Evidence: Credibility

Nease v. Montana Contractor Compensation Fund [08/14/13] 2013 MTWCC 20 Where Petitioner objected to the inclusion of medical records relating to a post-industrial-injury altercation because he alleged Respondent intended to use them to vilify him and attack his credibility, the Court held that it was within Respondent’s right to challenge Petitioner’s credibility.  If Respondent attempts to use the medical records to “vilify” Petitioner, Petitioner would have grounds to object to the line of questioning at trial, not to the exclusion of the records in advance of trial.

Weidow v. Uninsured Employers' Fund [01/22/10] 2010 MTWCC 2 Where no party objected to a witness testifying telephonically at trial, and no party raised any concerns regarding the identity of the witness or the possibility that he could refer to documents during his testimony, and the Court found that it could not evaluate the witness' demeanor nor determine whether he was being coached or improperly referring to documents, the Court noted that it was at a disadvantage to evaluate the witness' testimony. However, the witness also submitted an affidavit and other documentation which were admitted into evidence.
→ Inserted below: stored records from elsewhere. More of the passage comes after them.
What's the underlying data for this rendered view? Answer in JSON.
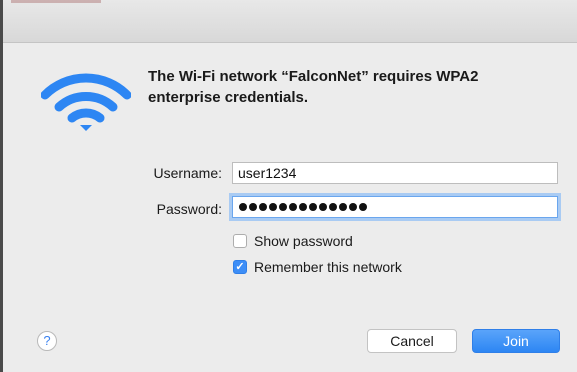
{
  "dialog": {
    "message": "The Wi-Fi network “FalconNet” requires WPA2 enterprise credentials.",
    "icon": "wifi-icon",
    "accent_color": "#2d86f3"
  },
  "form": {
    "username_label": "Username:",
    "username_value": "user1234",
    "password_label": "Password:",
    "password_mask_count": 13
  },
  "options": {
    "show_password_label": "Show password",
    "show_password_checked": false,
    "remember_label": "Remember this network",
    "remember_checked": true
  },
  "buttons": {
    "help_label": "?",
    "cancel_label": "Cancel",
    "join_label": "Join"
  }
}
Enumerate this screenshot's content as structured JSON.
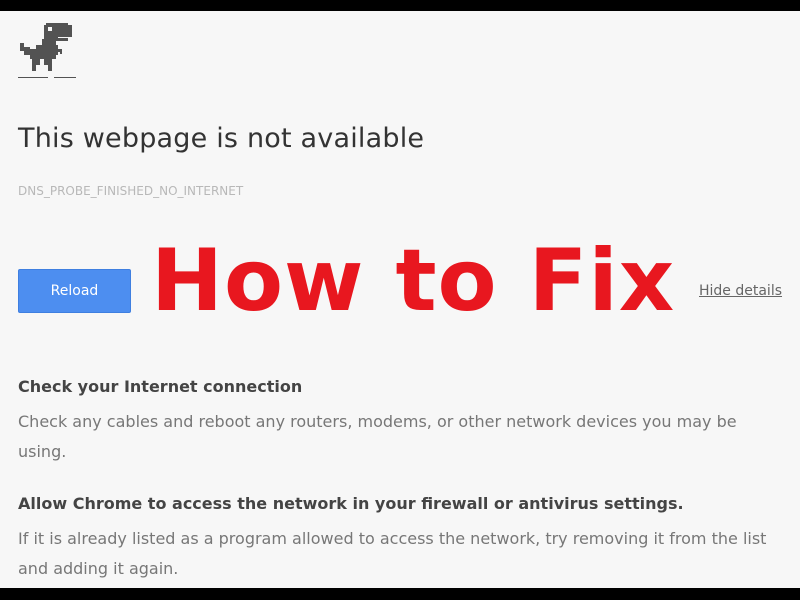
{
  "error_page": {
    "title": "This webpage is not available",
    "error_code": "DNS_PROBE_FINISHED_NO_INTERNET",
    "reload_label": "Reload",
    "details_link": "Hide details",
    "sections": [
      {
        "heading": "Check your Internet connection",
        "body": "Check any cables and reboot any routers, modems, or other network devices you may be using."
      },
      {
        "heading": "Allow Chrome to access the network in your firewall or antivirus settings.",
        "body": "If it is already listed as a program allowed to access the network, try removing it from the list and adding it again."
      }
    ]
  },
  "overlay": {
    "text": "How to Fix",
    "color": "#e8171f"
  },
  "icons": {
    "dino": "offline-dinosaur-icon"
  },
  "colors": {
    "reload_button": "#4d8ef0",
    "background": "#f7f7f7"
  }
}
While the Court found itself in a position where it could not truly assess the witness' credibility, the Court concluded that it could assign weight to the testimony.

Russell v. Watkins & Shepard [07/11/08] 2008 MTWCC 36 The Court did not find the diagnoses of various conditions allegedly arising from low-level carbon monoxide poisoning to be credible where the diagnosing physician had never treated another patient with suspected low-level carbon monoxide poisoning, none of the other medical experts of either party agreed with the diagnosing physician, and the diagnosing physician conceded that no peer-reviewed literature supported his conclusion that the results of various tests he performed supported the diagnosis.

A. Johnson v. Liberty [01/05/07] 2007 MTWCC 1 Petitioner claimed to have reported an industrial accident to a supervisor at about the same time as the supervisor left that employment, but no accident report was found. The Court did not find Petitioner’s industrial accident claim credible where Petitioner’s testimony was inconsistent, Petitioner did not describe the accident on the claim form she filed with Respondent, and Petitioner’s extensive contemporary medical records contained no evidence that Petitioner ever claimed that she was injured in a fall at work until nearly two years after she left her employment.
Rose v. State Fund [10/13/04] 2004 MTWCC 70 The claimant's assertion that he suffered a new industrial injury to his low back while working in logging is found not credible where: (1) he had suffered prior injuries to his back; (2) he worked only one day for the employer; (3) at the time of the alleged accident he was either taking narcotic drugs for his back pain or had run out of narcotic drugs because he had taken more than prescribed; (4) his wife attempted to prevent him from going back to work in logging in part because of his preexisting back pain; (5) his symptoms after the accident were the same as before, albeit he claimed that they were more severe; (6) his assertion that another employee had witnessed the accident was disputed by the other employee; (7) his description of the accident was incompatible with the mechanical operation during which he claims he was injured; and (8) he was in dire financial straits.
Hodge v. State Fund [1/17/01] 2001 MTWCC 1Where claimant is seeking additional workers' compensation benefits, evidence of fraud may be admissible irrespective of the insurer alleging an affirmative defense of fraud since such evidence may undermine claimant's credibility and his claim as to the nature and extent of his disability.
Young v. Liberty Northwest Insurance Corporation [8/25/00] 2000 MTWCC 51 Where three physicians and one physician's assistant found claimant's symptoms exaggerated and inconsistent with any objective medical condition, video surveillance suggested claimant was capable of more than she claimed, and Court found claimant not credible in testimony at trial and during videotaped deposition, claimant was not entitled to further medical treatment or temporary total disability benefits.